Strachan was able to digitize these books at a rate of slightly more than three books per year. After 17 years, he has finally finished the books Lennick sent him.

To pay for the effort, Strachan held what amounted to a miniature version of a highly specialized auction. Whoever bid the highest won a hard copy of the yearbook on which Strachan had been working that year. Strachan himself kept a complete digitized scan of the book.

“I wasn’t that connected to Wantagh when I lived there,” Strachan said. “I graduated early and moved to California when I was 16.” He spent most of his working life until recently at various firms in Silicon Valley before moving back two years ago to take a development post at a major East Coast university, where he still works.

“My wife has stayed much more connected to Wantagh,” he said, “and we have neighbors in D.C. who are from Wantagh.”

But “Mindye is the heart and soul of the project,” Strachan said. Their website, https://wantaghinmemoryof.homestead.com, is maintained through donations and features entries of all kinds, including veterans, a guest book for visitors to sign and a chat room. It is clear from the entries that Kahn-Brunner’s labor of love has inspired hundreds, if not thousands, of Wantagh graduates to maintain their connection to their hometown and their loved ones.

So far, Strachan has recorded more than 1,300 deaths out of the some 13,000 who have attended in the years covered, including Strachan’s own brother, Merrill, class of ’68, who died 10 years ago.

The page has also inspired a number of Facebook spinoffs, but none have the emotional depth of the original.

Educator Dr. Steven Lando, of Great Neck, another member of the class of ’75, has used Kahn-Brunner’s original to create a poster for the class of ’75’s 40th-anniversary reunion. Those who are planning to attend have been adding comments and posting images of their own, he said. And Lando has discovered an additional 29 classmates have died in the past 12 months.

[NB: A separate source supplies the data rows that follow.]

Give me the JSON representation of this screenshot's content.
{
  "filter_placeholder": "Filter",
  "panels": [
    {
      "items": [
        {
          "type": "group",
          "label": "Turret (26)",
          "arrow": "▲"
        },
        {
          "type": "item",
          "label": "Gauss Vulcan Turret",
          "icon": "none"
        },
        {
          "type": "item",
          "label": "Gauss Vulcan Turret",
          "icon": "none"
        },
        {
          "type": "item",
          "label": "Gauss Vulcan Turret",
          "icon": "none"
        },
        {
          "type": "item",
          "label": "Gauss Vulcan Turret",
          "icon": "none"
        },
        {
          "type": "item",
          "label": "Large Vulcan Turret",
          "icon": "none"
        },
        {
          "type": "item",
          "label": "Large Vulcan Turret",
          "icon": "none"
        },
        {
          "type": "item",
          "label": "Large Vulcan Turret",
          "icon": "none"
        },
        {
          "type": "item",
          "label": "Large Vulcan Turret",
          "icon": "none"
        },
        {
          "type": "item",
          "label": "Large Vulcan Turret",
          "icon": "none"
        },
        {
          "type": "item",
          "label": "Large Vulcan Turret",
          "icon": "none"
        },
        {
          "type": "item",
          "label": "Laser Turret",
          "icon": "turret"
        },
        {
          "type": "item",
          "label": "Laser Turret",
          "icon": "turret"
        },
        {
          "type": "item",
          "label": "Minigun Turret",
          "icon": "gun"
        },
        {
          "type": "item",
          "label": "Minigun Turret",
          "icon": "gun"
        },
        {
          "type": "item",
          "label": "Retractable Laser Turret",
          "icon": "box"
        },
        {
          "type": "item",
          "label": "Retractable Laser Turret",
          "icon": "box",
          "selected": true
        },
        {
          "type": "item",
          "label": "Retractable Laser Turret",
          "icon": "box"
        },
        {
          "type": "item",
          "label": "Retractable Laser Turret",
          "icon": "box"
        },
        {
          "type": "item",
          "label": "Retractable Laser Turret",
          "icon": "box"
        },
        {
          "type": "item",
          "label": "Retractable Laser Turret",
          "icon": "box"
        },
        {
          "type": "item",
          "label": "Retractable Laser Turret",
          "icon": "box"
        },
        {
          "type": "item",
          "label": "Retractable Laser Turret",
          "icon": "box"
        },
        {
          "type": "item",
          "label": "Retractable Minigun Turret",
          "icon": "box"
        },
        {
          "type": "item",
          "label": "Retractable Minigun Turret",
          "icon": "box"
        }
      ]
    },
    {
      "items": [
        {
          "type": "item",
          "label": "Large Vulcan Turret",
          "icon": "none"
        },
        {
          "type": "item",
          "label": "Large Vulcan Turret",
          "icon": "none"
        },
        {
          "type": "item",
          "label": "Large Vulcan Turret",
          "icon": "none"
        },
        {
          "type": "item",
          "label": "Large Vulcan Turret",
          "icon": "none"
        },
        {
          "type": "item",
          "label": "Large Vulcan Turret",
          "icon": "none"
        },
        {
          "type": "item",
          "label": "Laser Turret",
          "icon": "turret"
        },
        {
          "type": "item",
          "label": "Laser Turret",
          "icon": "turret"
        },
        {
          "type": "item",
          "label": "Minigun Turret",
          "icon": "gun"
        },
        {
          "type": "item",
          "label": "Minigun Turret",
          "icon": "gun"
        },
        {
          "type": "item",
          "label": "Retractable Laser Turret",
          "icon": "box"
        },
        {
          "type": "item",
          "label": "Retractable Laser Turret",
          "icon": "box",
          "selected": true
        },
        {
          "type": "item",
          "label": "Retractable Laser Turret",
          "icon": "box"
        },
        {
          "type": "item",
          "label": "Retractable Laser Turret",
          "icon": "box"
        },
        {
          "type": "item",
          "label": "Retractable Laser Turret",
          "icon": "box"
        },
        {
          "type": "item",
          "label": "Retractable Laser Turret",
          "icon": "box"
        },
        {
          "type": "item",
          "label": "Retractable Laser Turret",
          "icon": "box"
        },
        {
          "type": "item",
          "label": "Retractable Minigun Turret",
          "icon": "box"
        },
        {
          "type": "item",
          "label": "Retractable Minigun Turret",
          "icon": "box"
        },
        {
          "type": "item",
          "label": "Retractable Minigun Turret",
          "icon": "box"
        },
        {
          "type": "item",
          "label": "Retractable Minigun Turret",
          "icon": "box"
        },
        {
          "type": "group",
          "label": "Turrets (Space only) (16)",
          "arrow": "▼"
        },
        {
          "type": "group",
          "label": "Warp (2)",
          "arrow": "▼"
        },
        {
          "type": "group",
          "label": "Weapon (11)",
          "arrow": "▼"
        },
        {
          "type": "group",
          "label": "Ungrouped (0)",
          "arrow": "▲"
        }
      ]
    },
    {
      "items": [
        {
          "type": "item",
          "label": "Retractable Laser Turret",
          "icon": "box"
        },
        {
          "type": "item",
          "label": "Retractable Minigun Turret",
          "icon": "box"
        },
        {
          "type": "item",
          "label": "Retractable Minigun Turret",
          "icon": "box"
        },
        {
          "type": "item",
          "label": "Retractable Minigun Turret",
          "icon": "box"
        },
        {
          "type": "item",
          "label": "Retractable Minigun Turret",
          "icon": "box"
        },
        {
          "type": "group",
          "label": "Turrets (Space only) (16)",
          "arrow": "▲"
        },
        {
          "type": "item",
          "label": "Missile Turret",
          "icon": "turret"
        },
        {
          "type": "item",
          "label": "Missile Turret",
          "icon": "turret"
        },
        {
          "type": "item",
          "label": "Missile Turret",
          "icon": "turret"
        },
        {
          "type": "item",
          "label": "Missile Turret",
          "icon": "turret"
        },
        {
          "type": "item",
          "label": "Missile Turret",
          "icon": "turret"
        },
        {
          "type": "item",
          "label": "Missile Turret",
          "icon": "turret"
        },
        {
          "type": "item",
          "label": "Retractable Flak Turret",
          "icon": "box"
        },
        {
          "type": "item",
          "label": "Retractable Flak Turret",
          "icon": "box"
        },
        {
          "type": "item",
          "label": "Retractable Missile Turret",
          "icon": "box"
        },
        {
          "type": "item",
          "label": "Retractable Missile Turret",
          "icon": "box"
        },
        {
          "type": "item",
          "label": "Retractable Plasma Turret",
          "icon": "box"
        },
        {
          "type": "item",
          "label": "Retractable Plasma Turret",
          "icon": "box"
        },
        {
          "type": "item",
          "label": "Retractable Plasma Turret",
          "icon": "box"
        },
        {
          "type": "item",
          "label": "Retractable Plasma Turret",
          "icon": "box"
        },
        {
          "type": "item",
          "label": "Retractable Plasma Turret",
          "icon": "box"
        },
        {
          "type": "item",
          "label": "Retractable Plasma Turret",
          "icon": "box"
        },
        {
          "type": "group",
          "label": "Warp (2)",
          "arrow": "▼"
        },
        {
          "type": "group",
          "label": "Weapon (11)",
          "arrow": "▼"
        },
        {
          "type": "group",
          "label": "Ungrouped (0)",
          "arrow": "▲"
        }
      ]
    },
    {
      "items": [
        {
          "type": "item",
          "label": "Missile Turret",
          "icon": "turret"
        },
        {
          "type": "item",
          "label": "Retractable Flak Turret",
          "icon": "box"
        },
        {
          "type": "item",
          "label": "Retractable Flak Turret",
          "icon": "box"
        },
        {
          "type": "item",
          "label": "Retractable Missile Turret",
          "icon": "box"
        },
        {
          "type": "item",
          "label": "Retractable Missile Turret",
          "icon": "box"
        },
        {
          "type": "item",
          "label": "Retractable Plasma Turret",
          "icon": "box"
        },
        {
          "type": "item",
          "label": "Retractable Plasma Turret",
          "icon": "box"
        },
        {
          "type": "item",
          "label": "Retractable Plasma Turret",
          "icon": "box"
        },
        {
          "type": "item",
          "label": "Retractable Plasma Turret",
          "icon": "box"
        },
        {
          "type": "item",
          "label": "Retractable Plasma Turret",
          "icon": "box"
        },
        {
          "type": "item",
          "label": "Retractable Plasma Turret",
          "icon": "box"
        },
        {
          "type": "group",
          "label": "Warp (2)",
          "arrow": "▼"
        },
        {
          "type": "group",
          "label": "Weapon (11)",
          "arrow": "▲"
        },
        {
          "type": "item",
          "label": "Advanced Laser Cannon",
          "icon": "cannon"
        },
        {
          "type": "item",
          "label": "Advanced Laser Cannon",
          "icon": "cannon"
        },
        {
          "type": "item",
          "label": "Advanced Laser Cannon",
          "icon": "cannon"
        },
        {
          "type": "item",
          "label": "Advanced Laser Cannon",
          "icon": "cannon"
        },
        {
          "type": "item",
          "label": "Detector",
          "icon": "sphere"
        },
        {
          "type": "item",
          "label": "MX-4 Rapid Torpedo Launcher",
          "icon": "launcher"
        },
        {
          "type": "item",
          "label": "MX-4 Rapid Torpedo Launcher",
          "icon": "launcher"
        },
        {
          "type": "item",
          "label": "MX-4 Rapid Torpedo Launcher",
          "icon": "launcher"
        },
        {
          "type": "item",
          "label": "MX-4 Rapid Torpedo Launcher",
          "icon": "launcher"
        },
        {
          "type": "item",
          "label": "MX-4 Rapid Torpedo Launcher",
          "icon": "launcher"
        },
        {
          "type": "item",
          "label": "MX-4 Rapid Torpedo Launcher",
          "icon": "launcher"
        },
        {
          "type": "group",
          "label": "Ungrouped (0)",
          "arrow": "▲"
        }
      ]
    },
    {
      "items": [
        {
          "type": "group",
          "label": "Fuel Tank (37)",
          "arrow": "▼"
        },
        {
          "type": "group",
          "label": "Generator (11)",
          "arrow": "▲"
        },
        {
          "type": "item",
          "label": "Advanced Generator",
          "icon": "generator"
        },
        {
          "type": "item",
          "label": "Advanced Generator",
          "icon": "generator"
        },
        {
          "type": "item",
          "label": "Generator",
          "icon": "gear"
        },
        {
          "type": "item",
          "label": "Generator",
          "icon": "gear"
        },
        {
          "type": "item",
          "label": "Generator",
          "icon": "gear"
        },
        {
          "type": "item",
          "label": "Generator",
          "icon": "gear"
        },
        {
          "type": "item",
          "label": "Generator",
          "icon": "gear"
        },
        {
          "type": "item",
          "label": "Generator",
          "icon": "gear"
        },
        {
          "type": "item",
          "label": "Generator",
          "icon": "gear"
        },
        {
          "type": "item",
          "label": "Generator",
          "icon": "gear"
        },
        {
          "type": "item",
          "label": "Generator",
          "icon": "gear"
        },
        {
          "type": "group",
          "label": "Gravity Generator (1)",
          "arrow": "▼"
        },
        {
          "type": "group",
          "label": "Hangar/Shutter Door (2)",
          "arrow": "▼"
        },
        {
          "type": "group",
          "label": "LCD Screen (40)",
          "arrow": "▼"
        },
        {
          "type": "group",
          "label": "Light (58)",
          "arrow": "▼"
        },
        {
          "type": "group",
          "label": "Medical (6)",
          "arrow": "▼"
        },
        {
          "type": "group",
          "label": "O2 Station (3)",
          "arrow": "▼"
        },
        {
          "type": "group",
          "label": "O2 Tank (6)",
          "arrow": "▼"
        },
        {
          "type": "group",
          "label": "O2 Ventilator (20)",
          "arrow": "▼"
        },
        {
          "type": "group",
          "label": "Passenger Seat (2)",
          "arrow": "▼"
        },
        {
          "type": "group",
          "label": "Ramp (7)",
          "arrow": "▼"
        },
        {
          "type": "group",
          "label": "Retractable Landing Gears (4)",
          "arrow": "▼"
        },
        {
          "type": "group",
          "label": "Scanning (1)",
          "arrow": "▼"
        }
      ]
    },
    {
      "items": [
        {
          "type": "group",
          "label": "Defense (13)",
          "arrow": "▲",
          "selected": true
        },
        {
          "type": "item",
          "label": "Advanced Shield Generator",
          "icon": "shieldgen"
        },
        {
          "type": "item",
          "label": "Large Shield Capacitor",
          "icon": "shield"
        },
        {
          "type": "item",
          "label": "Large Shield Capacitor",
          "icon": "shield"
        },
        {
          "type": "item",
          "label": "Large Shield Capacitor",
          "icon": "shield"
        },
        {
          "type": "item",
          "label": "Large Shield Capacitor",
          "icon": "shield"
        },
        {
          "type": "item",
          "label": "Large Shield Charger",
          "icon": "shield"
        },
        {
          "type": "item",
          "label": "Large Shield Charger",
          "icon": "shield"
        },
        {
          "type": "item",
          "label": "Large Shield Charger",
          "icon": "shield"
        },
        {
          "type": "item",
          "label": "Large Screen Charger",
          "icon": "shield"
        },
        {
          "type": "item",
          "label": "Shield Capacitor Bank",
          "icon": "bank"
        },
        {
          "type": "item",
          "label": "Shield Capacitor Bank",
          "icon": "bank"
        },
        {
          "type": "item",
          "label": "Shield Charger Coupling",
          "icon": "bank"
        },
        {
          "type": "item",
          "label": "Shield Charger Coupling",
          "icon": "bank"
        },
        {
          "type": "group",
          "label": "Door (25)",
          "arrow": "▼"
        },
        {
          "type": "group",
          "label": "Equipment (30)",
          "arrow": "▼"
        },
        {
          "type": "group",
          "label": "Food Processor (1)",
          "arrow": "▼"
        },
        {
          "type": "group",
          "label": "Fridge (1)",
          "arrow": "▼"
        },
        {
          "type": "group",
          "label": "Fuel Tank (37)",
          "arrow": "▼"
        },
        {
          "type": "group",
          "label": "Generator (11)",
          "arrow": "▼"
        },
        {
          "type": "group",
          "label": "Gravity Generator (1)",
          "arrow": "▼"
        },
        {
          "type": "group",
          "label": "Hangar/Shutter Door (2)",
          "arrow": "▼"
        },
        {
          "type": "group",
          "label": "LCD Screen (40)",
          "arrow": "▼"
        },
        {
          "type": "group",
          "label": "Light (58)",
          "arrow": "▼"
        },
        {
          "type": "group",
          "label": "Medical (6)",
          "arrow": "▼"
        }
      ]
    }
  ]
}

My wife [Jean] asks why I do it,” Strachan said. “I tell her, ‘No one else will do it.’ But I’m also happy to think people still remember those who have passed.”